TASK OBJECTIVE:
Every record below should be copied exactly, with the pictures left out.

AVAILABLE DATA:
■ ■ ■ ■ ■
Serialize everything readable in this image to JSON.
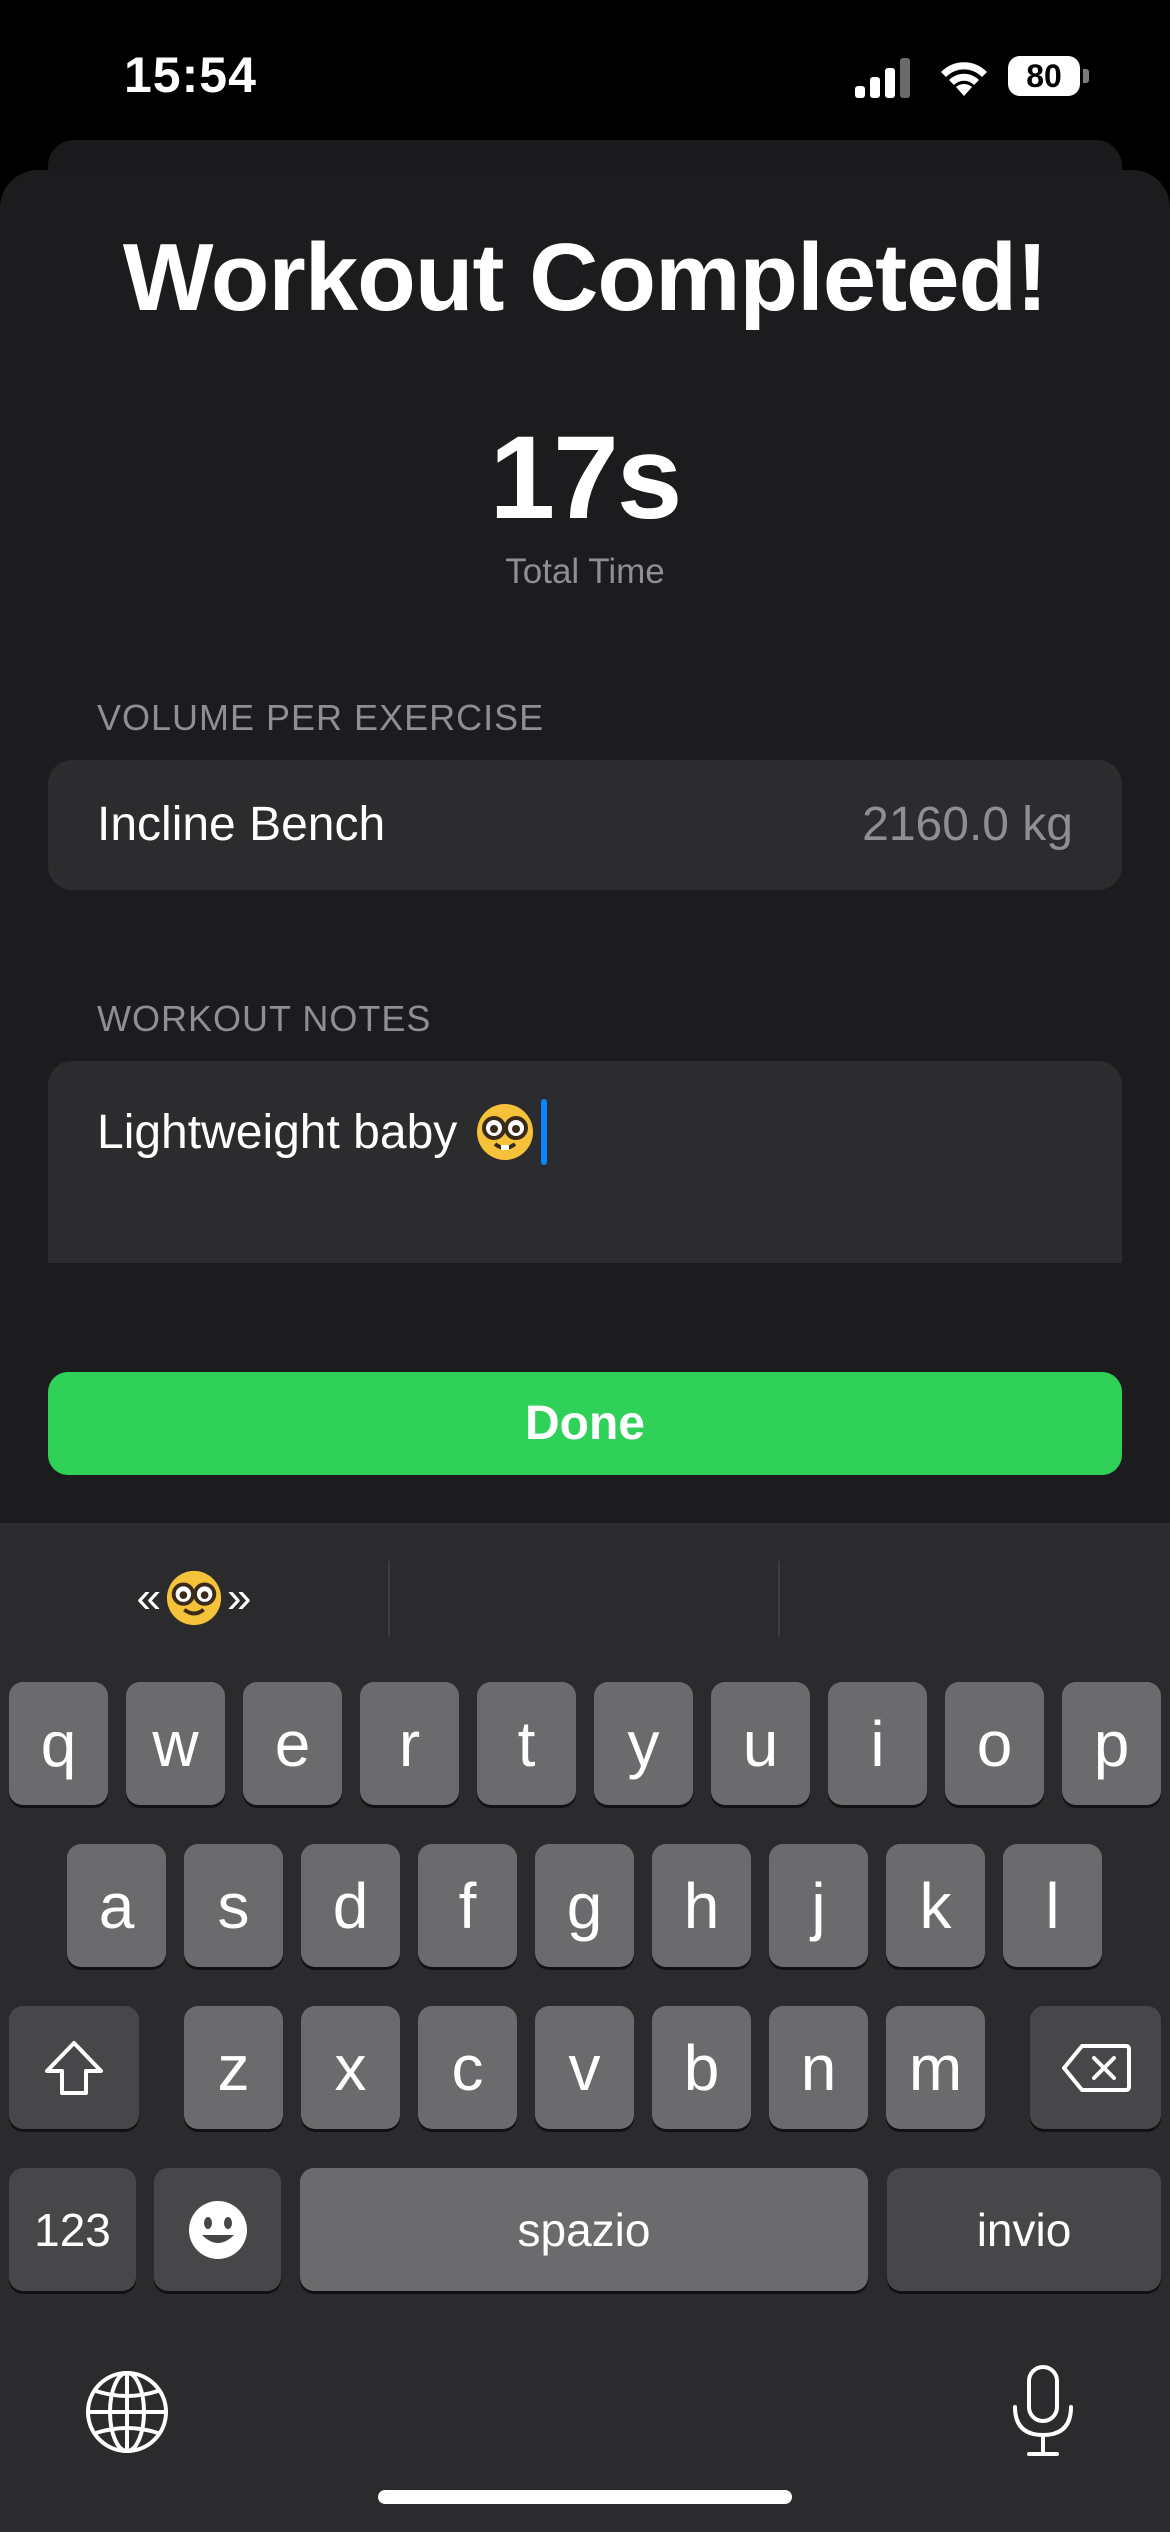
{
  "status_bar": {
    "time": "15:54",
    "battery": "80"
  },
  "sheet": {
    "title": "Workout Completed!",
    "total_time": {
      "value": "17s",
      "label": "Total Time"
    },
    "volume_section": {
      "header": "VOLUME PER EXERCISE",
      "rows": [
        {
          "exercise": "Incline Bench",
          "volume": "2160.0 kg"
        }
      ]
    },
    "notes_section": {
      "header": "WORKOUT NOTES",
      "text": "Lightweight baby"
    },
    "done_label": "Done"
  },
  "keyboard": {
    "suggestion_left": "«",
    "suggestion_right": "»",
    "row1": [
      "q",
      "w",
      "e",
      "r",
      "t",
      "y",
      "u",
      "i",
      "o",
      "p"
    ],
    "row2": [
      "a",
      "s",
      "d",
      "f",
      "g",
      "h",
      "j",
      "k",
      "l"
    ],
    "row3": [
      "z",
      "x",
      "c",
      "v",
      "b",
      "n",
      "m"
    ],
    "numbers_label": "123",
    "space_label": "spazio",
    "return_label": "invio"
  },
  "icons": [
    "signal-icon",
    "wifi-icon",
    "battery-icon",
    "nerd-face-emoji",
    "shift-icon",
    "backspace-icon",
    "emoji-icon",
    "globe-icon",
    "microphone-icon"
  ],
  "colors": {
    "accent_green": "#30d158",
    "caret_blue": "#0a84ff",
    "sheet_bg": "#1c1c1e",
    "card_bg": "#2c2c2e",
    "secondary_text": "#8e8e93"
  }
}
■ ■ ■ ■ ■
ANSWER SPACE:
Serialize everything readable in this image to JSON.
{
  "status_bar": {
    "time": "15:54",
    "battery": "80"
  },
  "sheet": {
    "title": "Workout Completed!",
    "total_time": {
      "value": "17s",
      "label": "Total Time"
    },
    "volume_section": {
      "header": "VOLUME PER EXERCISE",
      "rows": [
        {
          "exercise": "Incline Bench",
          "volume": "2160.0 kg"
        }
      ]
    },
    "notes_section": {
      "header": "WORKOUT NOTES",
      "text": "Lightweight baby"
    },
    "done_label": "Done"
  },
  "keyboard": {
    "suggestion_left": "«",
    "suggestion_right": "»",
    "row1": [
      "q",
      "w",
      "e",
      "r",
      "t",
      "y",
      "u",
      "i",
      "o",
      "p"
    ],
    "row2": [
      "a",
      "s",
      "d",
      "f",
      "g",
      "h",
      "j",
      "k",
      "l"
    ],
    "row3": [
      "z",
      "x",
      "c",
      "v",
      "b",
      "n",
      "m"
    ],
    "numbers_label": "123",
    "space_label": "spazio",
    "return_label": "invio"
  },
  "icons": [
    "signal-icon",
    "wifi-icon",
    "battery-icon",
    "nerd-face-emoji",
    "shift-icon",
    "backspace-icon",
    "emoji-icon",
    "globe-icon",
    "microphone-icon"
  ],
  "colors": {
    "accent_green": "#30d158",
    "caret_blue": "#0a84ff",
    "sheet_bg": "#1c1c1e",
    "card_bg": "#2c2c2e",
    "secondary_text": "#8e8e93"
  }
}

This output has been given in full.